Records shown:
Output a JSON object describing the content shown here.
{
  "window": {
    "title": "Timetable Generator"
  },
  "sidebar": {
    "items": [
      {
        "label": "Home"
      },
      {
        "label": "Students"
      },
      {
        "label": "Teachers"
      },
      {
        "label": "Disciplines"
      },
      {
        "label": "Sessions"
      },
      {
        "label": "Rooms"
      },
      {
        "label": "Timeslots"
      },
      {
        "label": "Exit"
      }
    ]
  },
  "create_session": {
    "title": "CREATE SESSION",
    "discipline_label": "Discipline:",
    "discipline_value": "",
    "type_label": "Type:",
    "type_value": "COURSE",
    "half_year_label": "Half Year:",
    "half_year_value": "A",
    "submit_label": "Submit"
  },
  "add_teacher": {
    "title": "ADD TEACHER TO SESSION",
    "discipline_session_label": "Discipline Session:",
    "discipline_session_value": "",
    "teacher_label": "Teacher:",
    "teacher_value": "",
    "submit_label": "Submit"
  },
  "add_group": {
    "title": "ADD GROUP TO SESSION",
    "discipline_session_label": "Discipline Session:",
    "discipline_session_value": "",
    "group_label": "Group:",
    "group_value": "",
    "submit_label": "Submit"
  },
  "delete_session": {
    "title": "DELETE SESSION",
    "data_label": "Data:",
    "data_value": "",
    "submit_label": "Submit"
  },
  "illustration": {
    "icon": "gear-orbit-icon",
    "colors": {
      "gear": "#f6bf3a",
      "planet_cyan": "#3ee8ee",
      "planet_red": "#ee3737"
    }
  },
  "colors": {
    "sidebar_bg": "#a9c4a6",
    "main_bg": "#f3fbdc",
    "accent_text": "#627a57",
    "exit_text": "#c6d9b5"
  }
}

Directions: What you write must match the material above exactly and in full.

Answer space:
Output a JSON object describing the content shown here.
{
  "window": {
    "title": "Timetable Generator"
  },
  "sidebar": {
    "items": [
      {
        "label": "Home"
      },
      {
        "label": "Students"
      },
      {
        "label": "Teachers"
      },
      {
        "label": "Disciplines"
      },
      {
        "label": "Sessions"
      },
      {
        "label": "Rooms"
      },
      {
        "label": "Timeslots"
      },
      {
        "label": "Exit"
      }
    ]
  },
  "create_session": {
    "title": "CREATE SESSION",
    "discipline_label": "Discipline:",
    "discipline_value": "",
    "type_label": "Type:",
    "type_value": "COURSE",
    "half_year_label": "Half Year:",
    "half_year_value": "A",
    "submit_label": "Submit"
  },
  "add_teacher": {
    "title": "ADD TEACHER TO SESSION",
    "discipline_session_label": "Discipline Session:",
    "discipline_session_value": "",
    "teacher_label": "Teacher:",
    "teacher_value": "",
    "submit_label": "Submit"
  },
  "add_group": {
    "title": "ADD GROUP TO SESSION",
    "discipline_session_label": "Discipline Session:",
    "discipline_session_value": "",
    "group_label": "Group:",
    "group_value": "",
    "submit_label": "Submit"
  },
  "delete_session": {
    "title": "DELETE SESSION",
    "data_label": "Data:",
    "data_value": "",
    "submit_label": "Submit"
  },
  "illustration": {
    "icon": "gear-orbit-icon",
    "colors": {
      "gear": "#f6bf3a",
      "planet_cyan": "#3ee8ee",
      "planet_red": "#ee3737"
    }
  },
  "colors": {
    "sidebar_bg": "#a9c4a6",
    "main_bg": "#f3fbdc",
    "accent_text": "#627a57",
    "exit_text": "#c6d9b5"
  }
}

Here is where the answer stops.